Start of Available data
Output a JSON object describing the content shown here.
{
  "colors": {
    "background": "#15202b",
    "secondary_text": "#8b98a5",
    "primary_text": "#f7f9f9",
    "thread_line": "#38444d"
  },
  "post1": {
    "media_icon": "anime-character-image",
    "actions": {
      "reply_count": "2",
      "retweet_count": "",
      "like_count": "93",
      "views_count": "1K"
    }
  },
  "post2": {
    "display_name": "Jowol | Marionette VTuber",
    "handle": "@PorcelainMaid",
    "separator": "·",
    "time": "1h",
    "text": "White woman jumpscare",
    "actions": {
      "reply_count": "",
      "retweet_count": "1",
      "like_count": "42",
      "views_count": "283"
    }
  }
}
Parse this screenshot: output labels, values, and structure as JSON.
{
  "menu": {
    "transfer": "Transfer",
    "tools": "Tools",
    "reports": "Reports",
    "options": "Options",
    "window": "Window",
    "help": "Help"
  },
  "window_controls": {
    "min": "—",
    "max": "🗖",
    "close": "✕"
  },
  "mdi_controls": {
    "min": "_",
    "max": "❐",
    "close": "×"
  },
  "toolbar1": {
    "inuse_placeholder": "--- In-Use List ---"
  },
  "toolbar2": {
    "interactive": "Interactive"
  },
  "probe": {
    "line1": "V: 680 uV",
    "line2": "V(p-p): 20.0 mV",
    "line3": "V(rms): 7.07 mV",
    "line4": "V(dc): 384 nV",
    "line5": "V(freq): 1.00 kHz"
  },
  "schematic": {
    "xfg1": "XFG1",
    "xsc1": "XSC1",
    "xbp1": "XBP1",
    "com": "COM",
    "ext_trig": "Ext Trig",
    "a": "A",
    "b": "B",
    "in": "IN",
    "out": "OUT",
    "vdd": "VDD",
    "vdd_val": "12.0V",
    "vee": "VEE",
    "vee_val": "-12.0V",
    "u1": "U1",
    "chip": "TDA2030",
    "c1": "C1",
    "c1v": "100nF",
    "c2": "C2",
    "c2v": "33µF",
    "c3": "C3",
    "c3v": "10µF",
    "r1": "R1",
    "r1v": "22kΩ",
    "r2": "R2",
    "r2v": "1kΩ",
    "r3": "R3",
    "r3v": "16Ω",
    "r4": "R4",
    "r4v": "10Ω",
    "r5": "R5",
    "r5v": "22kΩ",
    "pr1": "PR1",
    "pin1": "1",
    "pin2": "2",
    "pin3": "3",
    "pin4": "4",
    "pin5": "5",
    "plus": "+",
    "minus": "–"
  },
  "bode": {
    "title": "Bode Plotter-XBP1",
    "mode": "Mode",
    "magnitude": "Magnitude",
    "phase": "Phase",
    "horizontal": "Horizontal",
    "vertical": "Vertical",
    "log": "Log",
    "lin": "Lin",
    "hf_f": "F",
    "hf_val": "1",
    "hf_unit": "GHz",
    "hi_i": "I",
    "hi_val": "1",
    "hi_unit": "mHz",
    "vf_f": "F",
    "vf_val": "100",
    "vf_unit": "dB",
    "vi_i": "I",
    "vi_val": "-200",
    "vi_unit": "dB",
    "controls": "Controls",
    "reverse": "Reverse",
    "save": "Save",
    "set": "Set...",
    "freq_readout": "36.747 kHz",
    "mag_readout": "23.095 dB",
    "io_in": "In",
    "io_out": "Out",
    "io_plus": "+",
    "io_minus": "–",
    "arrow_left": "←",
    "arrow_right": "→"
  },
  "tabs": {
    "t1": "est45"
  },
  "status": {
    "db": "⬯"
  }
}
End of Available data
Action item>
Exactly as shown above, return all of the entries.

Task result>
Output a JSON object describing the content shown here.
{
  "colors": {
    "background": "#15202b",
    "secondary_text": "#8b98a5",
    "primary_text": "#f7f9f9",
    "thread_line": "#38444d"
  },
  "post1": {
    "media_icon": "anime-character-image",
    "actions": {
      "reply_count": "2",
      "retweet_count": "",
      "like_count": "93",
      "views_count": "1K"
    }
  },
  "post2": {
    "display_name": "Jowol | Marionette VTuber",
    "handle": "@PorcelainMaid",
    "separator": "·",
    "time": "1h",
    "text": "White woman jumpscare",
    "actions": {
      "reply_count": "",
      "retweet_count": "1",
      "like_count": "42",
      "views_count": "283"
    }
  }
}
Parse this screenshot: output labels, values, and structure as JSON.
{
  "menu": {
    "transfer": "Transfer",
    "tools": "Tools",
    "reports": "Reports",
    "options": "Options",
    "window": "Window",
    "help": "Help"
  },
  "window_controls": {
    "min": "—",
    "max": "🗖",
    "close": "✕"
  },
  "mdi_controls": {
    "min": "_",
    "max": "❐",
    "close": "×"
  },
  "toolbar1": {
    "inuse_placeholder": "--- In-Use List ---"
  },
  "toolbar2": {
    "interactive": "Interactive"
  },
  "probe": {
    "line1": "V: 680 uV",
    "line2": "V(p-p): 20.0 mV",
    "line3": "V(rms): 7.07 mV",
    "line4": "V(dc): 384 nV",
    "line5": "V(freq): 1.00 kHz"
  },
  "schematic": {
    "xfg1": "XFG1",
    "xsc1": "XSC1",
    "xbp1": "XBP1",
    "com": "COM",
    "ext_trig": "Ext Trig",
    "a": "A",
    "b": "B",
    "in": "IN",
    "out": "OUT",
    "vdd": "VDD",
    "vdd_val": "12.0V",
    "vee": "VEE",
    "vee_val": "-12.0V",
    "u1": "U1",
    "chip": "TDA2030",
    "c1": "C1",
    "c1v": "100nF",
    "c2": "C2",
    "c2v": "33µF",
    "c3": "C3",
    "c3v": "10µF",
    "r1": "R1",
    "r1v": "22kΩ",
    "r2": "R2",
    "r2v": "1kΩ",
    "r3": "R3",
    "r3v": "16Ω",
    "r4": "R4",
    "r4v": "10Ω",
    "r5": "R5",
    "r5v": "22kΩ",
    "pr1": "PR1",
    "pin1": "1",
    "pin2": "2",
    "pin3": "3",
    "pin4": "4",
    "pin5": "5",
    "plus": "+",
    "minus": "–"
  },
  "bode": {
    "title": "Bode Plotter-XBP1",
    "mode": "Mode",
    "magnitude": "Magnitude",
    "phase": "Phase",
    "horizontal": "Horizontal",
    "vertical": "Vertical",
    "log": "Log",
    "lin": "Lin",
    "hf_f": "F",
    "hf_val": "1",
    "hf_unit": "GHz",
    "hi_i": "I",
    "hi_val": "1",
    "hi_unit": "mHz",
    "vf_f": "F",
    "vf_val": "100",
    "vf_unit": "dB",
    "vi_i": "I",
    "vi_val": "-200",
    "vi_unit": "dB",
    "controls": "Controls",
    "reverse": "Reverse",
    "save": "Save",
    "set": "Set...",
    "freq_readout": "36.747 kHz",
    "mag_readout": "23.095 dB",
    "io_in": "In",
    "io_out": "Out",
    "io_plus": "+",
    "io_minus": "–",
    "arrow_left": "←",
    "arrow_right": "→"
  },
  "tabs": {
    "t1": "est45"
  },
  "status": {
    "db": "⬯"
  }
}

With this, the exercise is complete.